I don’t normally talk about my work, but if I generalise this I reckon I can make a half-decent point about modern software practices.
I work with a set of tools provided by a best-in-class software house. These tools aren’t cheap, and we expect them to be good.
But we’ve been having problems with quality lately and this has caused me to be contacting the supplier for support.
I’ll spare the details, but basically, if I ran an upgrade of this software as the wrong user, it brought the whole system down. Testing for this condition with either:
- if user = “” then…
- if response from task is “insufficient privileges”
Seems like a simple and obvious thing to want to do.
Yet here’s the response I got:
“Generally all testing are done with the same single administrator user.”
Hmmm…OK. Now, I did a computing A’ level and in that we studied software testing and it was pretty much basic practice that you tested with:
- valid data
- invalid data
- data from the boundary of validity
So, for a percentage value which only has valid values between 0 and 100 you would test with, say:
- 20, 54 and 78
- -13, 1000
- -1, 0, 1, 99, 100, 101
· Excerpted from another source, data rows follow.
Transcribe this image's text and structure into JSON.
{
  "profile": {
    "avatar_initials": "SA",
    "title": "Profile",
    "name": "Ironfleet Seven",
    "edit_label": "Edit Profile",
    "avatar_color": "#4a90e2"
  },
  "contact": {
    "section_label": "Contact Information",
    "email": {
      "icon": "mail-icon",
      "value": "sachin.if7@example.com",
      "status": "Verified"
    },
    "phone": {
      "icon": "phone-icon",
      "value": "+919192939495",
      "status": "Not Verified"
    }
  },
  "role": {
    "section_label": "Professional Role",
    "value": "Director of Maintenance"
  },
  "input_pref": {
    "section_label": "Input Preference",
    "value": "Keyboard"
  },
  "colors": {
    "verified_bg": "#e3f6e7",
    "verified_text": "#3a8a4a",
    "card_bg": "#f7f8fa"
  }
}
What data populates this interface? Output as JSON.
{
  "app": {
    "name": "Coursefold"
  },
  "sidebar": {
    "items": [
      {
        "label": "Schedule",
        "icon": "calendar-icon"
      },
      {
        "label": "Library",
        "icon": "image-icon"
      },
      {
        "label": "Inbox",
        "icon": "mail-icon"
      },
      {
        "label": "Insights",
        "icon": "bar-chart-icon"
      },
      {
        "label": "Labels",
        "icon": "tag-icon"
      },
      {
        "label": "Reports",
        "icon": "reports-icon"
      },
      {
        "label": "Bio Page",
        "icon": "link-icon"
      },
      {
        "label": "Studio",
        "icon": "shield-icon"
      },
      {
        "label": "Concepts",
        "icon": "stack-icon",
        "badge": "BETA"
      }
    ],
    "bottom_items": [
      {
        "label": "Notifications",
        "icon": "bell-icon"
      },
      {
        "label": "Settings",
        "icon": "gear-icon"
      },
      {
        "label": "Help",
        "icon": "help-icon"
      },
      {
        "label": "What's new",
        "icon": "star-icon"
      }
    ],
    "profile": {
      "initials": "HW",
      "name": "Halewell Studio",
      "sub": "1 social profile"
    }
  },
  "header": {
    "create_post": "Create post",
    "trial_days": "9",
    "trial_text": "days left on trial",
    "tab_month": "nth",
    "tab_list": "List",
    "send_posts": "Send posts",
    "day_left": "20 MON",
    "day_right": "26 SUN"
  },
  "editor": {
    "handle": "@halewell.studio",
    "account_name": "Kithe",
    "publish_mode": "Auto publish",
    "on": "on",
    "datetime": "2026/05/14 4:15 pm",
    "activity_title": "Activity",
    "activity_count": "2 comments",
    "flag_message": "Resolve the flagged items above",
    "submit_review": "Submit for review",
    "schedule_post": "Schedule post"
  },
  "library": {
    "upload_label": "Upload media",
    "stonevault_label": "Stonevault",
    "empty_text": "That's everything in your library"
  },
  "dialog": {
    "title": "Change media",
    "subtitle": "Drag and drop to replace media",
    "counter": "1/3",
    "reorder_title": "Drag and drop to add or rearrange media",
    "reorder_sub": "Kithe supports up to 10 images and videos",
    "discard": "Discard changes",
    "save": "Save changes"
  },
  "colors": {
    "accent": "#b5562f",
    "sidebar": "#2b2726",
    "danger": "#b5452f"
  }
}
You didn’t say: “I’m going to test with the value 50 every time” because it would rarely tell you anything useful about whether or not your software functons.
I’m assured that the quality assurances processes for this software are excellent, however, to miss a simple case like this makes me wonder, not just what other simple errors may not be tested for in my expensive, best-in-class software, but what’s happened to software development processes that this is allowed to happen.
Back to school folks…